» **Extracted records**:
• • • •
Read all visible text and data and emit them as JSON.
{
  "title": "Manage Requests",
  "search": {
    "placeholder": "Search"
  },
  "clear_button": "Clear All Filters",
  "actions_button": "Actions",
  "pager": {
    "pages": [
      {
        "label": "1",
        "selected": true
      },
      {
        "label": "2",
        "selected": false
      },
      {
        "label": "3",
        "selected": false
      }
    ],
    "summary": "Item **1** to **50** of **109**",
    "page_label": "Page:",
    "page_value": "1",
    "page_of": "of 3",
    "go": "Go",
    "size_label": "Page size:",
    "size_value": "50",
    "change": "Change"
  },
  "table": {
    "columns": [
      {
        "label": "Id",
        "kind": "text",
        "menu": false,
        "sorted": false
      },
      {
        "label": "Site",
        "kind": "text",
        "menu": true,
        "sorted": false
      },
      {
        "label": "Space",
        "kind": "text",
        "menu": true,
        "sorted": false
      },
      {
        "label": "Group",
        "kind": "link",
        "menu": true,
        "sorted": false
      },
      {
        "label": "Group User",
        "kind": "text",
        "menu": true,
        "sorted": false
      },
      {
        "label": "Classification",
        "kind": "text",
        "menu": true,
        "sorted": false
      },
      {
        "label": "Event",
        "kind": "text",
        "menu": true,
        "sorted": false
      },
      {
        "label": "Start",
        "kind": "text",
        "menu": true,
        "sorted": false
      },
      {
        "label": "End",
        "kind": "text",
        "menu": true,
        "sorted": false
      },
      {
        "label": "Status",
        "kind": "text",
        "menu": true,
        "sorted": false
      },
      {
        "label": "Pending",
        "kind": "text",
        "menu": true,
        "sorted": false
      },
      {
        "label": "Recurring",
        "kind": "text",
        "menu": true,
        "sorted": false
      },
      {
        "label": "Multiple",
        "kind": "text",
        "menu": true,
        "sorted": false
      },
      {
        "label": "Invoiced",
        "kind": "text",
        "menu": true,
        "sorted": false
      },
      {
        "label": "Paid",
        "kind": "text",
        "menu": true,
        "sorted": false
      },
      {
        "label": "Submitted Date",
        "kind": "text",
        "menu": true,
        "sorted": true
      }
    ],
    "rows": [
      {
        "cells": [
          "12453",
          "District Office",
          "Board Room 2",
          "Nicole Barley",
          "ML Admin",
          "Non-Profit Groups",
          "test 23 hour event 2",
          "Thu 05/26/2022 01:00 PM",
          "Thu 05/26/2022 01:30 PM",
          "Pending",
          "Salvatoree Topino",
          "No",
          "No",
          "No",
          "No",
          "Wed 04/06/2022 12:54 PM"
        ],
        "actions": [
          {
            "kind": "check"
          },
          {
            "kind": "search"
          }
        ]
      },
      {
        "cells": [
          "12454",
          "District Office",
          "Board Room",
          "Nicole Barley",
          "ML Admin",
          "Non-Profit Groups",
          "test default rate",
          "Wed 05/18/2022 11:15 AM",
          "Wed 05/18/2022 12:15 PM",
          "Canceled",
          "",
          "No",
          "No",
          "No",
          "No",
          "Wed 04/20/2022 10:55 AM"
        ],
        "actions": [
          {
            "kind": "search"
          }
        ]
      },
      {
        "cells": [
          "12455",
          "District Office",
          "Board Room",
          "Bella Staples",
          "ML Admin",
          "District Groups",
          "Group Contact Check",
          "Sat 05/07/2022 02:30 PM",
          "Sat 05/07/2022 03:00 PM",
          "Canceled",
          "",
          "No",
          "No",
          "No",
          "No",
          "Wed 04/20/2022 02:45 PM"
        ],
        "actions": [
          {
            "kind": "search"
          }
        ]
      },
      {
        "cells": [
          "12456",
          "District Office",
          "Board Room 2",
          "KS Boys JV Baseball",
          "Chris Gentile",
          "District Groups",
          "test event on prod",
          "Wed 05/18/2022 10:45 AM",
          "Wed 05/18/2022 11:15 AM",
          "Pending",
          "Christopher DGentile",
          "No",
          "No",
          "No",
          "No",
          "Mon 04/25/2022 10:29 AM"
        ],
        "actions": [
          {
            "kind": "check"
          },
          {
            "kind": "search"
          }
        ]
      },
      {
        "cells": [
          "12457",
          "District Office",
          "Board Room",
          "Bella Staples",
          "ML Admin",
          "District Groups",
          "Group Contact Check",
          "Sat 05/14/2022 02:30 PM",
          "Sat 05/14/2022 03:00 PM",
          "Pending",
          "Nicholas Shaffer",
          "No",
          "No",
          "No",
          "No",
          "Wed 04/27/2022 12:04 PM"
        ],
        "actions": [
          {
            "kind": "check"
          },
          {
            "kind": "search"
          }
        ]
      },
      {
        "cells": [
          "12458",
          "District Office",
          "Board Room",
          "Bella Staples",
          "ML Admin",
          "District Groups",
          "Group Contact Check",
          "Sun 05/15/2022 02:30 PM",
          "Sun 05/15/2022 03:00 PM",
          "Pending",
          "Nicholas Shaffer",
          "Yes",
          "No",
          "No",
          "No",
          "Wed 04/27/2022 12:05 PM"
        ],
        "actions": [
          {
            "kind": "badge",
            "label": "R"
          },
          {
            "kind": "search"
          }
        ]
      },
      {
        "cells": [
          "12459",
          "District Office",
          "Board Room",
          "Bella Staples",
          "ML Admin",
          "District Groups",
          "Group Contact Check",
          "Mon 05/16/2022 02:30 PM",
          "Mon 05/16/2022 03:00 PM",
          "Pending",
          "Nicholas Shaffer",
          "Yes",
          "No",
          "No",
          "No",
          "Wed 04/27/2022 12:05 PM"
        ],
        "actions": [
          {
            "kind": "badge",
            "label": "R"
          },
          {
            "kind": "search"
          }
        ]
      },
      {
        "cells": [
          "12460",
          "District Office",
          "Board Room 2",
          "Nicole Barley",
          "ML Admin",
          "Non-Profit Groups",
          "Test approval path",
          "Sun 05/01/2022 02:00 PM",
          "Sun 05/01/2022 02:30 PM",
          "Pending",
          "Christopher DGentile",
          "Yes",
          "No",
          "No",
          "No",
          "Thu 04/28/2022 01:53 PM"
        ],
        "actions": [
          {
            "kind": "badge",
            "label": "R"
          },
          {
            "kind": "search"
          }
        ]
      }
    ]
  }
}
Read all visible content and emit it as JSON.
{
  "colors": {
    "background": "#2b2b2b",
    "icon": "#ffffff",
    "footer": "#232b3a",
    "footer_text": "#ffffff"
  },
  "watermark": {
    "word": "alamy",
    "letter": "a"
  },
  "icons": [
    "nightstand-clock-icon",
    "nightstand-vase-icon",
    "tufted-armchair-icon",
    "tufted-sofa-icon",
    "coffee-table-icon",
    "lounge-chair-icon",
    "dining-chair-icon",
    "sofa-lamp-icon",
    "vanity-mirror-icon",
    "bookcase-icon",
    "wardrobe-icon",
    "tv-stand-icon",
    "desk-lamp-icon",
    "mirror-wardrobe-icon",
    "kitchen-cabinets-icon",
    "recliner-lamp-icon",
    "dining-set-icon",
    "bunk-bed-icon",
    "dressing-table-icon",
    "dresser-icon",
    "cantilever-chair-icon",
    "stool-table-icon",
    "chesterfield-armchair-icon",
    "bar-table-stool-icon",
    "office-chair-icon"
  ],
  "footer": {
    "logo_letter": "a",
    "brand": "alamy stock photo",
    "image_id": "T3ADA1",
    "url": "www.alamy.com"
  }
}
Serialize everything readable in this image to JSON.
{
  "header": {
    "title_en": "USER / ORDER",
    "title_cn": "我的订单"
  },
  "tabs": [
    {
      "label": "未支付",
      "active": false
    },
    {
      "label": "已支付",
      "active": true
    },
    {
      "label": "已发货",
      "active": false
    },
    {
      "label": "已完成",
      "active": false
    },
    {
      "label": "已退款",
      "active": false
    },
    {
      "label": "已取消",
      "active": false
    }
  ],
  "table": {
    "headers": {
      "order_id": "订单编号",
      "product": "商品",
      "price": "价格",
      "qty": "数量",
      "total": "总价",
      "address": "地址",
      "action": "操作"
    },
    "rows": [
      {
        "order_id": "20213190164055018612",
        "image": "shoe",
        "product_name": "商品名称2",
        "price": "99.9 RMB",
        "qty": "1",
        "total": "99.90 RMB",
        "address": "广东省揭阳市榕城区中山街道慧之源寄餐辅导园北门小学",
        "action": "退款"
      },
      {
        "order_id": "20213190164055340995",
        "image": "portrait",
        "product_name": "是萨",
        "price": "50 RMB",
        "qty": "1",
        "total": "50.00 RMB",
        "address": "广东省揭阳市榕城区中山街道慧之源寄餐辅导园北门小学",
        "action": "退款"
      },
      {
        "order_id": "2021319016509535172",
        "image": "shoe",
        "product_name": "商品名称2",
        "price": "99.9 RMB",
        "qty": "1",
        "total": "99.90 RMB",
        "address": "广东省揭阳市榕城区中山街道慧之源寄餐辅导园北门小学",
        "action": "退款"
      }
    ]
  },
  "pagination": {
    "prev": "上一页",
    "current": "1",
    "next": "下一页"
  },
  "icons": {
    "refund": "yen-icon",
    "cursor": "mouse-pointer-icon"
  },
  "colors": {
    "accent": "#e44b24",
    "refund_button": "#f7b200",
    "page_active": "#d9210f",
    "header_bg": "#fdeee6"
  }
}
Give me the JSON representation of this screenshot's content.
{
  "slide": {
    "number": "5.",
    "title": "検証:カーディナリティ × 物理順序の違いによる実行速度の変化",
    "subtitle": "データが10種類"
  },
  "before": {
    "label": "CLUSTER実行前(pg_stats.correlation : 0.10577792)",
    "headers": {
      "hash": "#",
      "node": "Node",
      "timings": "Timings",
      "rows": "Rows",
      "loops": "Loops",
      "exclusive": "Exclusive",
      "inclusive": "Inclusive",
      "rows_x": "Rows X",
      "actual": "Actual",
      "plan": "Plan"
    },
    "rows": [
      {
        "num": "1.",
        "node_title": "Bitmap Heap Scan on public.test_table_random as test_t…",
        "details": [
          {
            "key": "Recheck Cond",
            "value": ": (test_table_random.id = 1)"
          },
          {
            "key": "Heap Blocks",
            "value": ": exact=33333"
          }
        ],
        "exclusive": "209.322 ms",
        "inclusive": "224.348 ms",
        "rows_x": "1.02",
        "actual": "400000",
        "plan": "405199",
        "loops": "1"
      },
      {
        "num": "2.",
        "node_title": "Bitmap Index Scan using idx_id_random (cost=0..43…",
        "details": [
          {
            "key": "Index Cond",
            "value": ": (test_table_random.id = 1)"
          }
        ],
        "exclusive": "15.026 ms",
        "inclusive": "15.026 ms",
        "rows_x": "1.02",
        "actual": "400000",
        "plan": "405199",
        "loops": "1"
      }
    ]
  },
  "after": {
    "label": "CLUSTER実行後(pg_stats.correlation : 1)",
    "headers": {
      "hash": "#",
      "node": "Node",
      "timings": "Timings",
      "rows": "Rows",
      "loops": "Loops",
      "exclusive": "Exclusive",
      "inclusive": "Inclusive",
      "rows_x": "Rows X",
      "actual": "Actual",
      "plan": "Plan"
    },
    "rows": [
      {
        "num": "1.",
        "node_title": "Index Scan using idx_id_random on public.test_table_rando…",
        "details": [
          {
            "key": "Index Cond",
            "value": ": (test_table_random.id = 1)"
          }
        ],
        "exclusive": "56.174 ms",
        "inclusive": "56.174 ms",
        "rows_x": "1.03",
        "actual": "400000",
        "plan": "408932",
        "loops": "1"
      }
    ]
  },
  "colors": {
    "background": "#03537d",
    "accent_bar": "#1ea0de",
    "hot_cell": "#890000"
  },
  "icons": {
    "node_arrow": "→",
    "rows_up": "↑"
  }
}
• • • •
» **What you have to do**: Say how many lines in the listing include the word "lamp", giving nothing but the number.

» **Exercise output**: 3